Data records.

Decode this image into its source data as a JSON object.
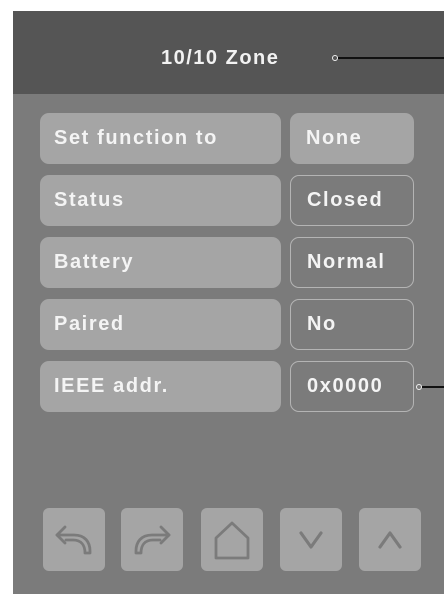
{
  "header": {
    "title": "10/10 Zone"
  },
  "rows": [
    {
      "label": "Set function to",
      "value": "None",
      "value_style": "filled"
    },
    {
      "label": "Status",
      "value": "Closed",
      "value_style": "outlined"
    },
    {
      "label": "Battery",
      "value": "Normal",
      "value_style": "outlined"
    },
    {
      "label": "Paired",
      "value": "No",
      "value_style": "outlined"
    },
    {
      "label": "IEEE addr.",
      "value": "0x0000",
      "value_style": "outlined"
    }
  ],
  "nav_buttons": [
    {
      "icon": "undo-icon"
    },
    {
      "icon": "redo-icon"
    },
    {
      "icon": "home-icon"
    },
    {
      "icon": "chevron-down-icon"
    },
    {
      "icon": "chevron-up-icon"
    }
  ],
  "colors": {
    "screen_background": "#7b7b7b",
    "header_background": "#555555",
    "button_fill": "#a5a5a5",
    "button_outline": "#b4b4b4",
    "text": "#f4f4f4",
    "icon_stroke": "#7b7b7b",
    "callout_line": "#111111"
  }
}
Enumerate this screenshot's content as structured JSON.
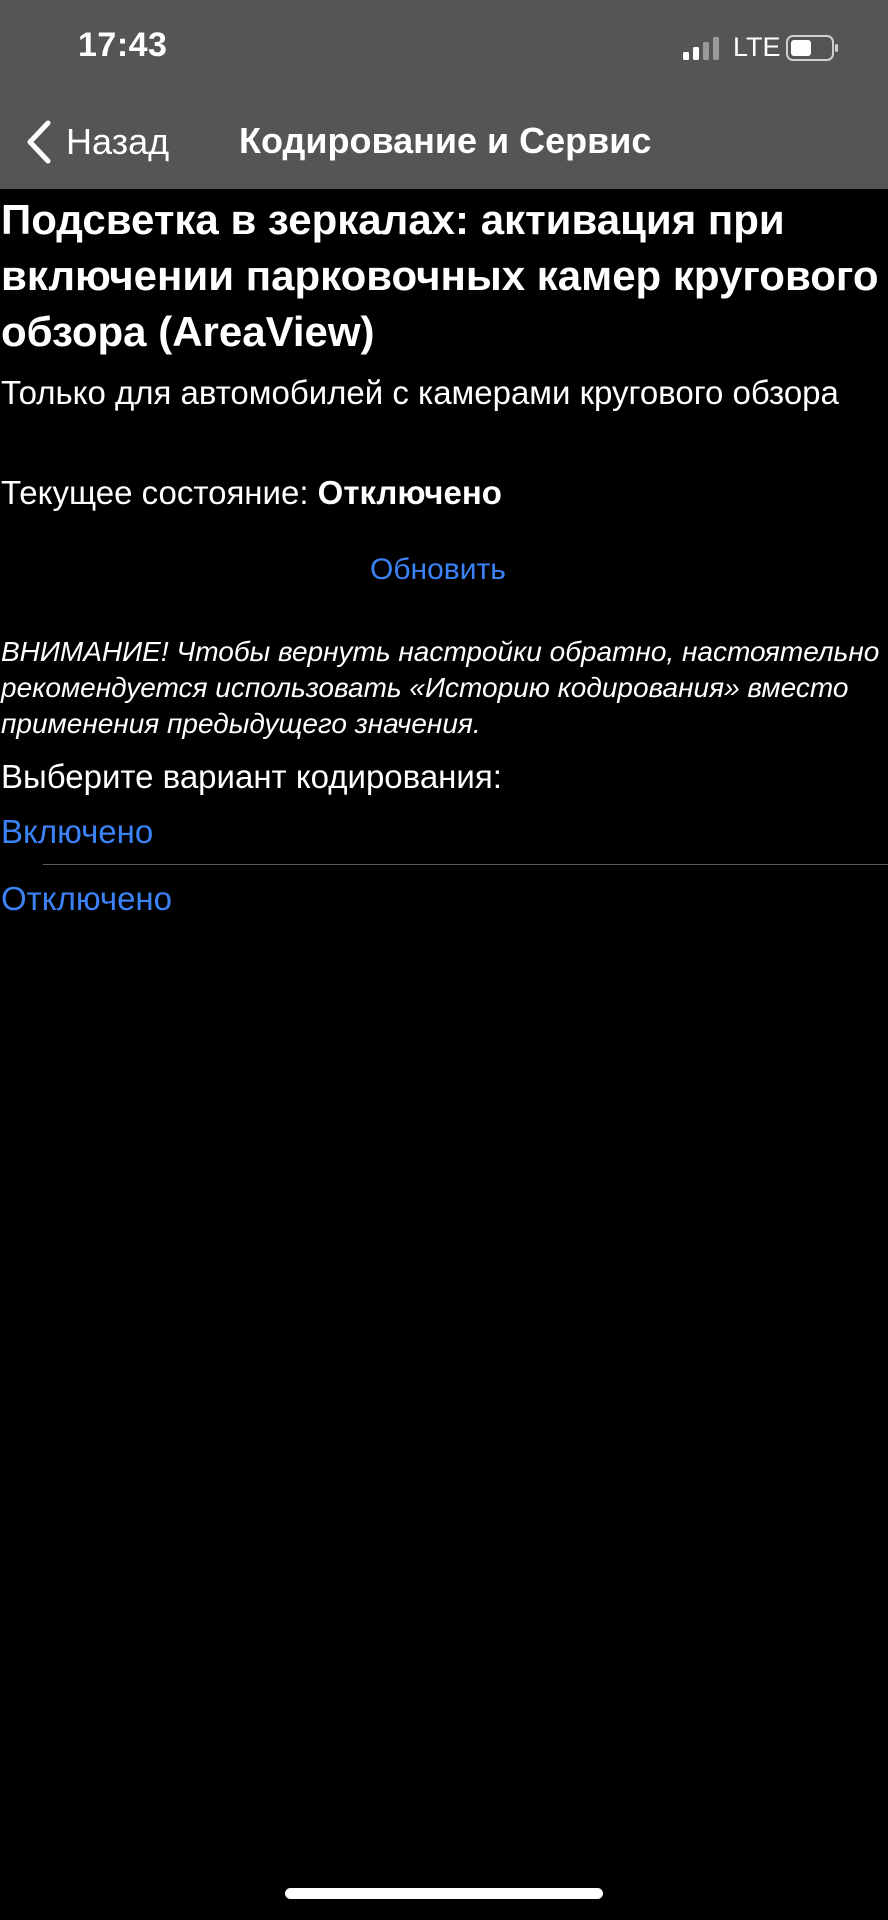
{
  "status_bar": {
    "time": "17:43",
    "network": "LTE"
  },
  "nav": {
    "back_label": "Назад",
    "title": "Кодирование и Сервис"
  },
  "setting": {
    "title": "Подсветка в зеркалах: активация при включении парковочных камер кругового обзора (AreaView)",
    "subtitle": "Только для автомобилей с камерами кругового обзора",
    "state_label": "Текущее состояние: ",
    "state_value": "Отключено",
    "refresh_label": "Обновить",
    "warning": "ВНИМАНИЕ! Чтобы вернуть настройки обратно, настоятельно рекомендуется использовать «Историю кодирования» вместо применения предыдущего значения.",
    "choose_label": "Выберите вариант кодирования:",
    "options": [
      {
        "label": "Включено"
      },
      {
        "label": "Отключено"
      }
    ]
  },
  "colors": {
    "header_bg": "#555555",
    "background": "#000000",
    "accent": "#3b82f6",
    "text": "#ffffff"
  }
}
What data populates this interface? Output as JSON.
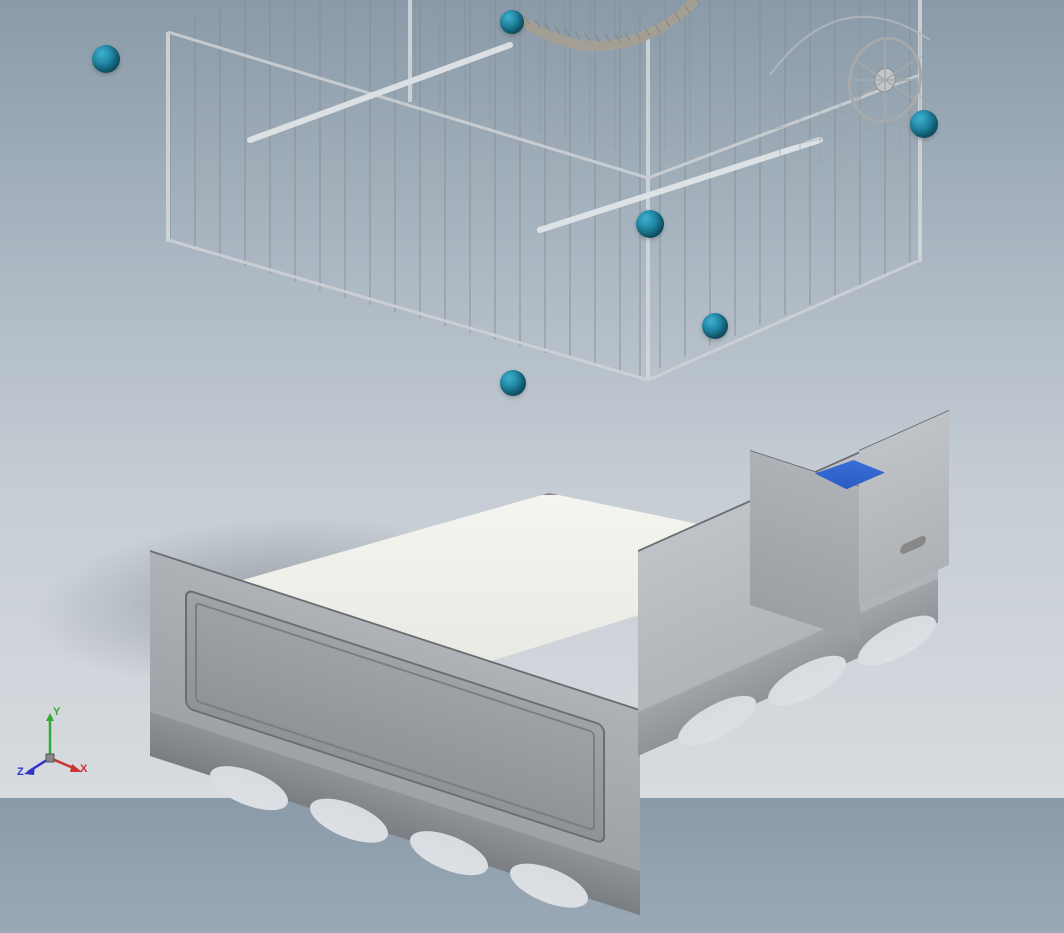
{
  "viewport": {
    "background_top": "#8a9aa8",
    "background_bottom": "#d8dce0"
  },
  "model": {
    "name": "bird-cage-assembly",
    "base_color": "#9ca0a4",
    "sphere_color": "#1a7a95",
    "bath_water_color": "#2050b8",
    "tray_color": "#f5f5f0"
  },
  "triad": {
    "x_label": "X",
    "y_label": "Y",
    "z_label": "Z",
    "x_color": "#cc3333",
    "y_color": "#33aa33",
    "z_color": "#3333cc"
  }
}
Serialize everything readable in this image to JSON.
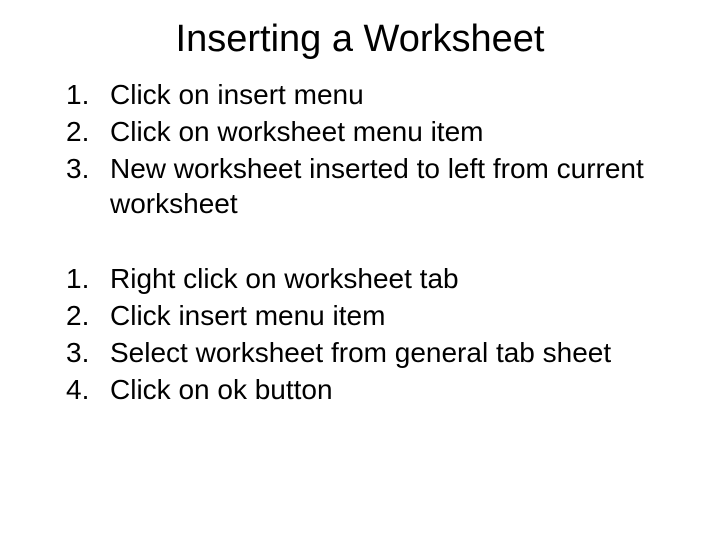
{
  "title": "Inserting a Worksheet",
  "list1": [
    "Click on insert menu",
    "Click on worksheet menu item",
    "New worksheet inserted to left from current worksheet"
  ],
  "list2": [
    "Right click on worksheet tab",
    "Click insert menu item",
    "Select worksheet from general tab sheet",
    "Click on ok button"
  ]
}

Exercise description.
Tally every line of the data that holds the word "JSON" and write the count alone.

Task answer.
4